Supplied records:
::::::::::

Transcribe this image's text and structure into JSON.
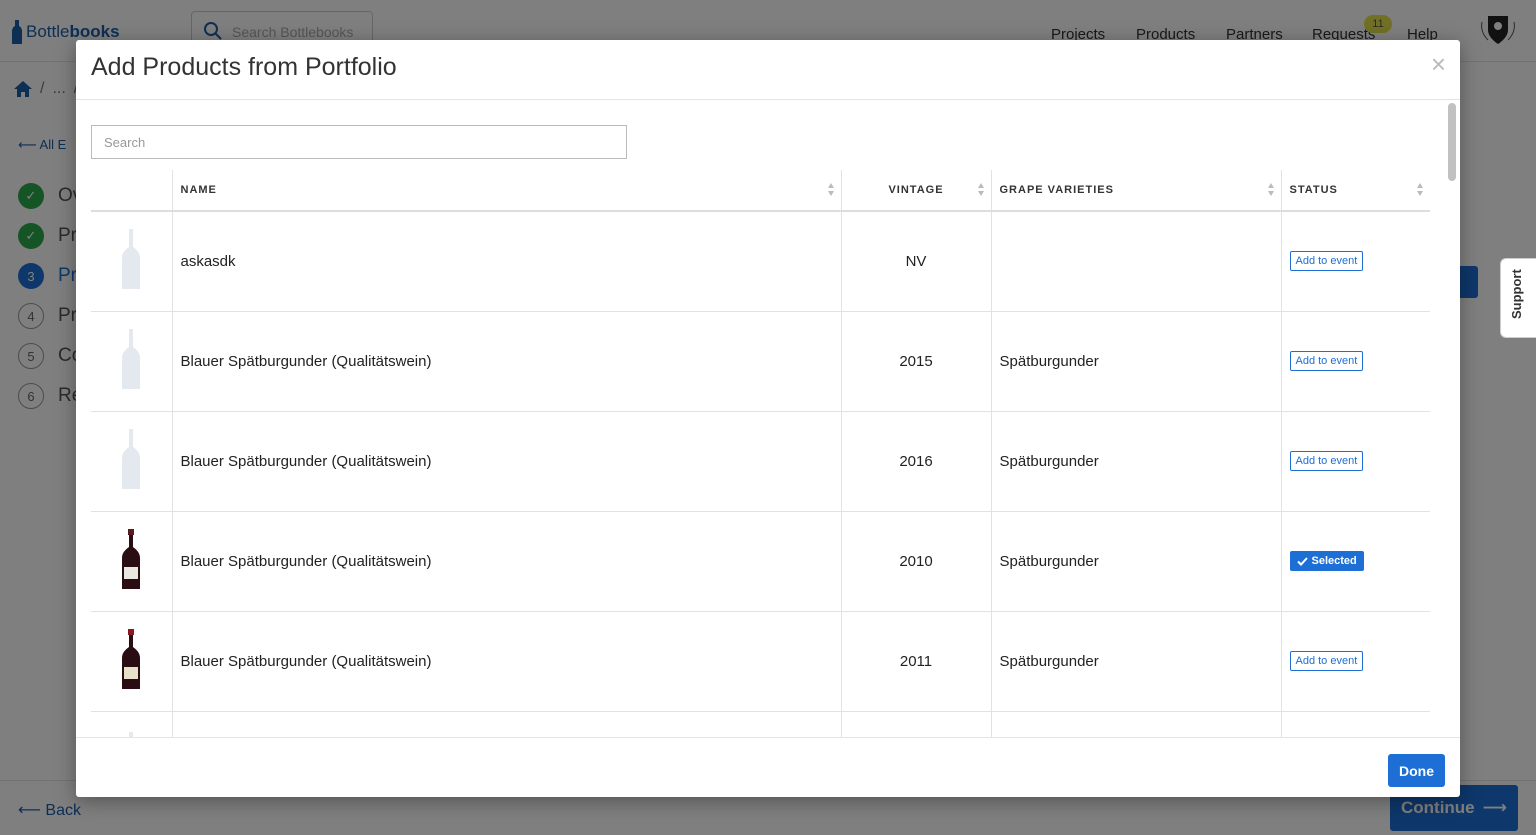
{
  "app": {
    "logo_prefix": "Bottle",
    "logo_suffix": "books",
    "search_placeholder": "Search Bottlebooks",
    "nav": [
      "Projects",
      "Products",
      "Partners",
      "Requests",
      "Help"
    ],
    "requests_badge": "11"
  },
  "breadcrumb": {
    "ellipsis": "..."
  },
  "sidebar": {
    "back_label": "All E",
    "steps": [
      {
        "marker": "✓",
        "label": "Ov",
        "state": "done"
      },
      {
        "marker": "✓",
        "label": "Pr",
        "state": "done"
      },
      {
        "marker": "3",
        "label": "Pr",
        "state": "current"
      },
      {
        "marker": "4",
        "label": "Pr",
        "state": "todo"
      },
      {
        "marker": "5",
        "label": "Co",
        "state": "todo"
      },
      {
        "marker": "6",
        "label": "Re",
        "state": "todo"
      }
    ]
  },
  "support_label": "Support",
  "footer": {
    "back_label": "Back",
    "continue_label": "Continue"
  },
  "modal": {
    "title": "Add Products from Portfolio",
    "close": "×",
    "search_placeholder": "Search",
    "columns": {
      "name": "NAME",
      "vintage": "VINTAGE",
      "grape": "GRAPE VARIETIES",
      "status": "STATUS"
    },
    "rows": [
      {
        "name": "askasdk",
        "vintage": "NV",
        "grape": "",
        "status": "Add to event",
        "selected": false,
        "image": "placeholder"
      },
      {
        "name": "Blauer Spätburgunder (Qualitätswein)",
        "vintage": "2015",
        "grape": "Spätburgunder",
        "status": "Add to event",
        "selected": false,
        "image": "placeholder"
      },
      {
        "name": "Blauer Spätburgunder (Qualitätswein)",
        "vintage": "2016",
        "grape": "Spätburgunder",
        "status": "Add to event",
        "selected": false,
        "image": "placeholder"
      },
      {
        "name": "Blauer Spätburgunder (Qualitätswein)",
        "vintage": "2010",
        "grape": "Spätburgunder",
        "status": "Selected",
        "selected": true,
        "image": "bottle"
      },
      {
        "name": "Blauer Spätburgunder (Qualitätswein)",
        "vintage": "2011",
        "grape": "Spätburgunder",
        "status": "Add to event",
        "selected": false,
        "image": "bottle"
      },
      {
        "name": "",
        "vintage": "",
        "grape": "",
        "status": "",
        "selected": false,
        "image": "placeholder"
      }
    ],
    "done_label": "Done"
  },
  "colors": {
    "primary": "#1d6fd6",
    "success": "#2aa84a",
    "badge": "#e3e14a"
  },
  "icons": {
    "search": "search-icon",
    "home": "home-icon",
    "check": "check-icon",
    "arrow_left": "arrow-left-icon",
    "arrow_right": "arrow-right-icon",
    "close": "close-icon",
    "bottle": "wine-bottle-icon"
  }
}
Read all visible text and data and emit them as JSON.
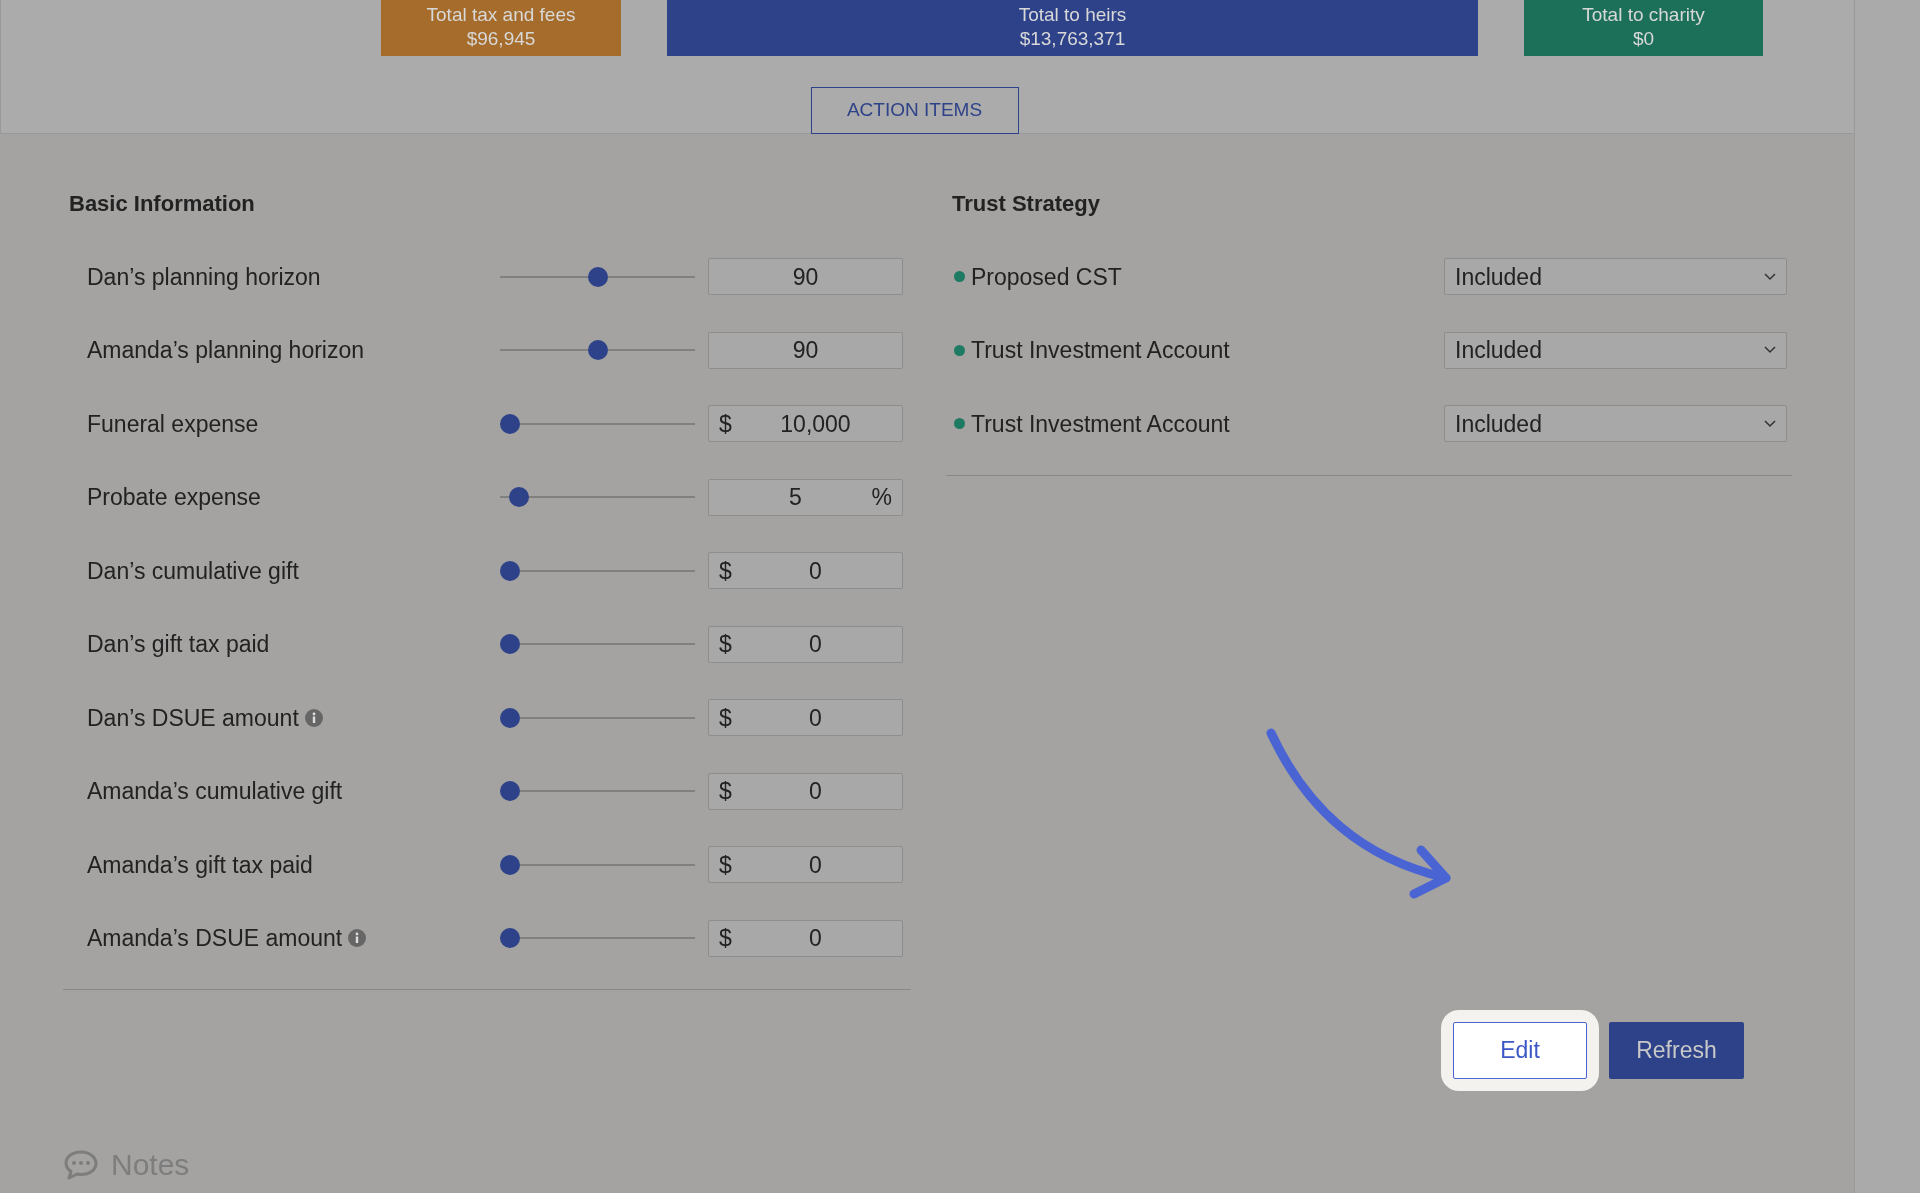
{
  "summary": [
    {
      "label": "Total tax and fees",
      "value": "$96,945",
      "color": "#a56c2b"
    },
    {
      "label": "Total to heirs",
      "value": "$13,763,371",
      "color": "#2e428a"
    },
    {
      "label": "Total to charity",
      "value": "$0",
      "color": "#1c7059"
    }
  ],
  "action_items": "ACTION ITEMS",
  "basic_information": {
    "title": "Basic Information",
    "rows": [
      {
        "label": "Dan’s planning horizon",
        "info": false,
        "level": 0.5,
        "value": "90"
      },
      {
        "label": "Amanda’s planning horizon",
        "info": false,
        "level": 0.5,
        "value": "90"
      },
      {
        "label": "Funeral expense",
        "info": false,
        "level": 0,
        "prefix": "$",
        "value": "10,000"
      },
      {
        "label": "Probate expense",
        "info": false,
        "level": 0.05,
        "value": "5",
        "suffix": "%"
      },
      {
        "label": "Dan’s cumulative gift",
        "info": false,
        "level": 0,
        "prefix": "$",
        "value": "0"
      },
      {
        "label": "Dan’s gift tax paid",
        "info": false,
        "level": 0,
        "prefix": "$",
        "value": "0"
      },
      {
        "label": "Dan’s DSUE amount",
        "info": true,
        "level": 0,
        "prefix": "$",
        "value": "0"
      },
      {
        "label": "Amanda’s cumulative gift",
        "info": false,
        "level": 0,
        "prefix": "$",
        "value": "0"
      },
      {
        "label": "Amanda’s gift tax paid",
        "info": false,
        "level": 0,
        "prefix": "$",
        "value": "0"
      },
      {
        "label": "Amanda’s DSUE amount",
        "info": true,
        "level": 0,
        "prefix": "$",
        "value": "0"
      }
    ]
  },
  "trust_strategy": {
    "title": "Trust Strategy",
    "rows": [
      {
        "label": "Proposed CST",
        "color": "#1e7a62",
        "value": "Included"
      },
      {
        "label": "Trust Investment Account",
        "color": "#1e7a62",
        "value": "Included"
      },
      {
        "label": "Trust Investment Account",
        "color": "#1e7a62",
        "value": "Included"
      }
    ]
  },
  "buttons": [
    {
      "label": "Edit",
      "kind": "outline",
      "highlighted": true
    },
    {
      "label": "Refresh",
      "kind": "primary",
      "highlighted": false
    }
  ],
  "notes": "Notes"
}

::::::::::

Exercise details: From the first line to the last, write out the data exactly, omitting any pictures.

Result:
Transcribe this image's text and structure into JSON.
{
  "app": {
    "logo_prefix": "Bottle",
    "logo_suffix": "books",
    "search_placeholder": "Search Bottlebooks",
    "nav": [
      "Projects",
      "Products",
      "Partners",
      "Requests",
      "Help"
    ],
    "requests_badge": "11"
  },
  "breadcrumb": {
    "ellipsis": "..."
  },
  "sidebar": {
    "back_label": "All E",
    "steps": [
      {
        "marker": "✓",
        "label": "Ov",
        "state": "done"
      },
      {
        "marker": "✓",
        "label": "Pr",
        "state": "done"
      },
      {
        "marker": "3",
        "label": "Pr",
        "state": "current"
      },
      {
        "marker": "4",
        "label": "Pr",
        "state": "todo"
      },
      {
        "marker": "5",
        "label": "Co",
        "state": "todo"
      },
      {
        "marker": "6",
        "label": "Re",
        "state": "todo"
      }
    ]
  },
  "support_label": "Support",
  "footer": {
    "back_label": "Back",
    "continue_label": "Continue"
  },
  "modal": {
    "title": "Add Products from Portfolio",
    "close": "×",
    "search_placeholder": "Search",
    "columns": {
      "name": "NAME",
      "vintage": "VINTAGE",
      "grape": "GRAPE VARIETIES",
      "status": "STATUS"
    },
    "rows": [
      {
        "name": "askasdk",
        "vintage": "NV",
        "grape": "",
        "status": "Add to event",
        "selected": false,
        "image": "placeholder"
      },
      {
        "name": "Blauer Spätburgunder (Qualitätswein)",
        "vintage": "2015",
        "grape": "Spätburgunder",
        "status": "Add to event",
        "selected": false,
        "image": "placeholder"
      },
      {
        "name": "Blauer Spätburgunder (Qualitätswein)",
        "vintage": "2016",
        "grape": "Spätburgunder",
        "status": "Add to event",
        "selected": false,
        "image": "placeholder"
      },
      {
        "name": "Blauer Spätburgunder (Qualitätswein)",
        "vintage": "2010",
        "grape": "Spätburgunder",
        "status": "Selected",
        "selected": true,
        "image": "bottle"
      },
      {
        "name": "Blauer Spätburgunder (Qualitätswein)",
        "vintage": "2011",
        "grape": "Spätburgunder",
        "status": "Add to event",
        "selected": false,
        "image": "bottle"
      },
      {
        "name": "",
        "vintage": "",
        "grape": "",
        "status": "",
        "selected": false,
        "image": "placeholder"
      }
    ],
    "done_label": "Done"
  },
  "colors": {
    "primary": "#1d6fd6",
    "success": "#2aa84a",
    "badge": "#e3e14a"
  },
  "icons": {
    "search": "search-icon",
    "home": "home-icon",
    "check": "check-icon",
    "arrow_left": "arrow-left-icon",
    "arrow_right": "arrow-right-icon",
    "close": "close-icon",
    "bottle": "wine-bottle-icon"
  }
}
Read all visible text and data and emit them as JSON.
{
  "summary": [
    {
      "label": "Total tax and fees",
      "value": "$96,945",
      "color": "#a56c2b"
    },
    {
      "label": "Total to heirs",
      "value": "$13,763,371",
      "color": "#2e428a"
    },
    {
      "label": "Total to charity",
      "value": "$0",
      "color": "#1c7059"
    }
  ],
  "action_items": "ACTION ITEMS",
  "basic_information": {
    "title": "Basic Information",
    "rows": [
      {
        "label": "Dan’s planning horizon",
        "info": false,
        "level": 0.5,
        "value": "90"
      },
      {
        "label": "Amanda’s planning horizon",
        "info": false,
        "level": 0.5,
        "value": "90"
      },
      {
        "label": "Funeral expense",
        "info": false,
        "level": 0,
        "prefix": "$",
        "value": "10,000"
      },
      {
        "label": "Probate expense",
        "info": false,
        "level": 0.05,
        "value": "5",
        "suffix": "%"
      },
      {
        "label": "Dan’s cumulative gift",
        "info": false,
        "level": 0,
        "prefix": "$",
        "value": "0"
      },
      {
        "label": "Dan’s gift tax paid",
        "info": false,
        "level": 0,
        "prefix": "$",
        "value": "0"
      },
      {
        "label": "Dan’s DSUE amount",
        "info": true,
        "level": 0,
        "prefix": "$",
        "value": "0"
      },
      {
        "label": "Amanda’s cumulative gift",
        "info": false,
        "level": 0,
        "prefix": "$",
        "value": "0"
      },
      {
        "label": "Amanda’s gift tax paid",
        "info": false,
        "level": 0,
        "prefix": "$",
        "value": "0"
      },
      {
        "label": "Amanda’s DSUE amount",
        "info": true,
        "level": 0,
        "prefix": "$",
        "value": "0"
      }
    ]
  },
  "trust_strategy": {
    "title": "Trust Strategy",
    "rows": [
      {
        "label": "Proposed CST",
        "color": "#1e7a62",
        "value": "Included"
      },
      {
        "label": "Trust Investment Account",
        "color": "#1e7a62",
        "value": "Included"
      },
      {
        "label": "Trust Investment Account",
        "color": "#1e7a62",
        "value": "Included"
      }
    ]
  },
  "buttons": [
    {
      "label": "Edit",
      "kind": "outline",
      "highlighted": true
    },
    {
      "label": "Refresh",
      "kind": "primary",
      "highlighted": false
    }
  ],
  "notes": "Notes"
}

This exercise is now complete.